Chapter 27 is a supplementary chapter on vows and tithes. All the precepts are merely a translation into terms of daily life of the divine call: "Be ye holy for I am holy" (ch. 19:2).
This is shown as an active principle, shaping and regulating every sphere of human life and activity. We commence reading one of the most remarkable, intricate and enthralling books, and come face to face with the important element of holiness -- without which none shall see Yahweh. GEM, Logos.
As today we view that symbolism retrospectively through the long-distance lenses of . revelation we are naturally preoccupied with its prophetic import. This was an import which the faithful in Israel could hardly have been expected to perceive.
Indeed they were never meant to perceive it in its details, but only in the dimmest outline, for the mystery contained in it was only to be made manifest at the appointed time, long future from their day. This serves, however, to emphasize all the more that, unless the Law was designed solely to baffle and bewilder them, it must have had its immediate lessons to teach them, and that the bulk of its ordinances .were each meant to be intelligible to them as "a figure for the time then present".
We can thus see why God counselled Joshua,
'This book of the law shall not depart out of thy mouth ; but thou shalt meditate therein day and night" (Joshua I : 8).
The prayer of the faithful must always have been "Open thou mine eyes that I may behold wondrous things out of thy law" (Psa. 1.19: 18).
It needs to be ours also, not only that we should perceive further prophetic meanings in the Law but others besides.
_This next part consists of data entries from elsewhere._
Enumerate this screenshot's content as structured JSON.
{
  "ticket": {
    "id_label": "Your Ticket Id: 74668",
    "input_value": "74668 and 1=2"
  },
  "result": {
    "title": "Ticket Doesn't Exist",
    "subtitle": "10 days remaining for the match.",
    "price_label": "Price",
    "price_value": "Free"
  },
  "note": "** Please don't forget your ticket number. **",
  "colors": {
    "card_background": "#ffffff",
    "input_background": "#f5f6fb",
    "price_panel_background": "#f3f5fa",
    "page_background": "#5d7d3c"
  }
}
Like the apostles we should be able to take a bi-focal view of the Law, now reading it at long range, now reading it at close range; Only by such close-range reading can we in fact abstract from its symbols the spiritual laws concealed within them.
Law and Grace Ch 2
The Feast of Tabernacles and Levitical Sacrifices are enjoined by the code of Moses; and Zechariah testifies that-
'Every one that is left of all the nations, which came against Jerusalem, shall even go up from year to year to worship the King, the Lord of hosts, and to keep the Feast of Tabernacles. And they that sacrifice shall come and take of them, and seethe therein'-Zechariah 14: 16, 21.
"The Mosaic Law amended so as to harmonise with the truth in Jesus, but not the entire original statutes, will become the code of all nations, in the time when 'it (the Law) shall go forth from Zion, and the Word of the Lord from Jerusalem."'
... Palestine is the land of the true believer's adoption, and he longs to be united to it, not simply to be 'under the sway' as a mere subject, but to be associated with Messiah in his kingly and priestly offices, as joint-rulers with him of Israel and the nations of the earth.Herald of the Kingdom and Age to Come, Nov 1852